→ Directions: Examine the entries and show every line in which the word "data" is found.

Web page and app entries
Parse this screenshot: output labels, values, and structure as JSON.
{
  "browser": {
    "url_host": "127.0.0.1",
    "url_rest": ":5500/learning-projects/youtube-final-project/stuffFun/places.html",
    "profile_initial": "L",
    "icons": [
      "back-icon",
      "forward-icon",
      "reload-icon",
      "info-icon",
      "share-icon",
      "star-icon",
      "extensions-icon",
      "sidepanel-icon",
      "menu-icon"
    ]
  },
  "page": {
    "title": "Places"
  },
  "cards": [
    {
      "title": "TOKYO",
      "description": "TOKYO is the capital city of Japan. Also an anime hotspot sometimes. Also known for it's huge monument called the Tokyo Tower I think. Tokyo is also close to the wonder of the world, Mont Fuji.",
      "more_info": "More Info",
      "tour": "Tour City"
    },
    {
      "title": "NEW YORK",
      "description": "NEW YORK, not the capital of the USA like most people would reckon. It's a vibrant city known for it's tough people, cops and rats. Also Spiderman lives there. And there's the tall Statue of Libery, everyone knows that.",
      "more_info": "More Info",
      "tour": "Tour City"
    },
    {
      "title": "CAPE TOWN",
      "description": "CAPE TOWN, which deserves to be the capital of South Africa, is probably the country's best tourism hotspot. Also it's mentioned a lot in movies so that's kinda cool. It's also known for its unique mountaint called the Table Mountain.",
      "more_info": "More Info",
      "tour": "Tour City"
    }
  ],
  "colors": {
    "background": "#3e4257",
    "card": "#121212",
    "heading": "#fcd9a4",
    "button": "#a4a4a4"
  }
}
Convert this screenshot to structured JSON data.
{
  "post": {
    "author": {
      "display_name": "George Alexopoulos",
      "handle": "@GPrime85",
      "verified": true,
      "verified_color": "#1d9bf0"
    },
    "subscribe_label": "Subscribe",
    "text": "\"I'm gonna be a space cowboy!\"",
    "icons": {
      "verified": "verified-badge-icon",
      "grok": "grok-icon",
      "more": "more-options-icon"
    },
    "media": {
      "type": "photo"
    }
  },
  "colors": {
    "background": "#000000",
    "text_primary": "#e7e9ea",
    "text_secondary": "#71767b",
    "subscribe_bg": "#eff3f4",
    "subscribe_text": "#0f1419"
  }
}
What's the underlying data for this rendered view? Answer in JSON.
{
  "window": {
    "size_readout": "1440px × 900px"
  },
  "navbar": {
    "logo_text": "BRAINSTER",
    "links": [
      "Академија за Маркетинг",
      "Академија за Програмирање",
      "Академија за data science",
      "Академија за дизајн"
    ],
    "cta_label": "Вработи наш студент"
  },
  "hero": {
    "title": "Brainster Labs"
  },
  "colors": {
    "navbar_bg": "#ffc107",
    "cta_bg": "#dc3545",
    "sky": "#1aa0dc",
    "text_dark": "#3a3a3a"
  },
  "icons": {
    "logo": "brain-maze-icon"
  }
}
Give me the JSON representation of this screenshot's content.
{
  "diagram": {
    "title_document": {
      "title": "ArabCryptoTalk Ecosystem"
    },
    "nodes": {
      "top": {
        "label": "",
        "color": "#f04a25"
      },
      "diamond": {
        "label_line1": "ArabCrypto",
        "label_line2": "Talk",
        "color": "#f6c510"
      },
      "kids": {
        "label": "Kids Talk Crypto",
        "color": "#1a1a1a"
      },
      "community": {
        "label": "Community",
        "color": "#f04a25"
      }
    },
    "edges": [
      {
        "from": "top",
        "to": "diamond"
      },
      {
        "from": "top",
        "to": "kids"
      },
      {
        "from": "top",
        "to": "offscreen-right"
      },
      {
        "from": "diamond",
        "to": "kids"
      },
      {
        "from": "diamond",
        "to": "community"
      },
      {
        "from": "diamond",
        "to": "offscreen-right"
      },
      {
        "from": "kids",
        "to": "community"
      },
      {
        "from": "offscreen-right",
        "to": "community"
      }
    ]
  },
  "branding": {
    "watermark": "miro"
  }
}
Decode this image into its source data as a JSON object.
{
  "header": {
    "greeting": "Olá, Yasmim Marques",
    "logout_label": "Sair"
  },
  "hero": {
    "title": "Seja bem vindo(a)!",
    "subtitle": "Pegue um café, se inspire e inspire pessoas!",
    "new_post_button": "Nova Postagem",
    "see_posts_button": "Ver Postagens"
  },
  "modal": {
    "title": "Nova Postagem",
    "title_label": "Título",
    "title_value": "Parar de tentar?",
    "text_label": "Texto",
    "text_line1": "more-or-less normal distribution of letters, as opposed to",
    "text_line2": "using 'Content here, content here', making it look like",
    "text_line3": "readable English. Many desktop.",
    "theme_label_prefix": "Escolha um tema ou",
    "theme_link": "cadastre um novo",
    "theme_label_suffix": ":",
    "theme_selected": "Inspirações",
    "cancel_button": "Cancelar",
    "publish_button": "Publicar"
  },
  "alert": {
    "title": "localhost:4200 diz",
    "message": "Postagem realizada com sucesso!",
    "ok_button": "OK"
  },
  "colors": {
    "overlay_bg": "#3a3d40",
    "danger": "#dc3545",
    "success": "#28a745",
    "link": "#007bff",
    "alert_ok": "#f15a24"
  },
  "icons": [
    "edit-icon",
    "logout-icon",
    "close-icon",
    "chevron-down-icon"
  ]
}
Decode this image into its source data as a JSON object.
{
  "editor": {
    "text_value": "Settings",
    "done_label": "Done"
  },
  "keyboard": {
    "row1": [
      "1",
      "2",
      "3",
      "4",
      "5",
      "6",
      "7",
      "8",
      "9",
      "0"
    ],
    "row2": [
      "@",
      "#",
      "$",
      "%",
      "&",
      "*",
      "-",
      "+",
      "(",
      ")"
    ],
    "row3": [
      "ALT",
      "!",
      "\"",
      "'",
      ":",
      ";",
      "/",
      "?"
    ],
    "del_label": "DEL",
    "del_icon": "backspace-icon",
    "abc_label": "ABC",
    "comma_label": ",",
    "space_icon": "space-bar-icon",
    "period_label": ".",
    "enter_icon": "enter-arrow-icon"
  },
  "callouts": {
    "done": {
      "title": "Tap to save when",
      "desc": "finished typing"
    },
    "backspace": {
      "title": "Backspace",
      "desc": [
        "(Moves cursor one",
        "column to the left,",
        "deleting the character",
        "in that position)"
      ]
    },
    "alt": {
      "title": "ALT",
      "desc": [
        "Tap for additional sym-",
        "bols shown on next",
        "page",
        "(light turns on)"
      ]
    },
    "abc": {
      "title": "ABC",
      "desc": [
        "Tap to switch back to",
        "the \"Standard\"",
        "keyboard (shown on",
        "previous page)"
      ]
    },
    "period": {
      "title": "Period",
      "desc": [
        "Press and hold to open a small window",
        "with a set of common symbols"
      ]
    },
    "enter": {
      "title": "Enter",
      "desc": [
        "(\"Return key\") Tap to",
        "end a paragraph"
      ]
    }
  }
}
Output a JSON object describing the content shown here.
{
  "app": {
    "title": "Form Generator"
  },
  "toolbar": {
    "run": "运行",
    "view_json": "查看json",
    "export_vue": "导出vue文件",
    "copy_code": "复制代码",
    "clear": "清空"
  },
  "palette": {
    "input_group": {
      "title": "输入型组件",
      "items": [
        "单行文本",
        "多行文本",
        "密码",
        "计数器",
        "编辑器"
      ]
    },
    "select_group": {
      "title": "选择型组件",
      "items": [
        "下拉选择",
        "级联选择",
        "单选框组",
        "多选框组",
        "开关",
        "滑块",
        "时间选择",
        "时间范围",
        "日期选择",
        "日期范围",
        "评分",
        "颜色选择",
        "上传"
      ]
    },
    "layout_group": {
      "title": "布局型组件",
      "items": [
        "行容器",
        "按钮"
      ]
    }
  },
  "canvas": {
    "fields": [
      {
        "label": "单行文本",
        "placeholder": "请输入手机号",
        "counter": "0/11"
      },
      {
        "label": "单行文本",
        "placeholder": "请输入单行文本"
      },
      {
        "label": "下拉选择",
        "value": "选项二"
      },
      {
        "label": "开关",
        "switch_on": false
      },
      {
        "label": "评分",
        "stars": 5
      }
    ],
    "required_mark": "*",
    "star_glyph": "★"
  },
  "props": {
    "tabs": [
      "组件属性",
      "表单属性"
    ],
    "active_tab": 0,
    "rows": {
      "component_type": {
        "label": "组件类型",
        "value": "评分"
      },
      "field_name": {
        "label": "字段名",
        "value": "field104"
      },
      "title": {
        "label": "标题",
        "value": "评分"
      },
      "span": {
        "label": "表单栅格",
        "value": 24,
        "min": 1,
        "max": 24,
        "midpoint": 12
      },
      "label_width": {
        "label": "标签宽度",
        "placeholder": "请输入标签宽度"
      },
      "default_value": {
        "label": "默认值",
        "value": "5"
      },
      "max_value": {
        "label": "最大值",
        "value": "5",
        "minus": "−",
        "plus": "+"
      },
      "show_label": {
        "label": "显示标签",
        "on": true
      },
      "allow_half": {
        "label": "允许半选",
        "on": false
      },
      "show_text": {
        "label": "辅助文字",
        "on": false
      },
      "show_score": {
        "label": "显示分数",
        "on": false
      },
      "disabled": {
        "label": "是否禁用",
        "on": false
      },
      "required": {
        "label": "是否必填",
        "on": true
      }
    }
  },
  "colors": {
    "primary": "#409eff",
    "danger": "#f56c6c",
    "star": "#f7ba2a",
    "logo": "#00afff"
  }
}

→ Reply to the exercise:
Convert this screenshot to structured JSON data.
What's the underlying data for this rendered view? Answer in JSON.
      "Академија за data science",
Decode this image into its source data as a JSON object.
Decode this image into its source data as a JSON object.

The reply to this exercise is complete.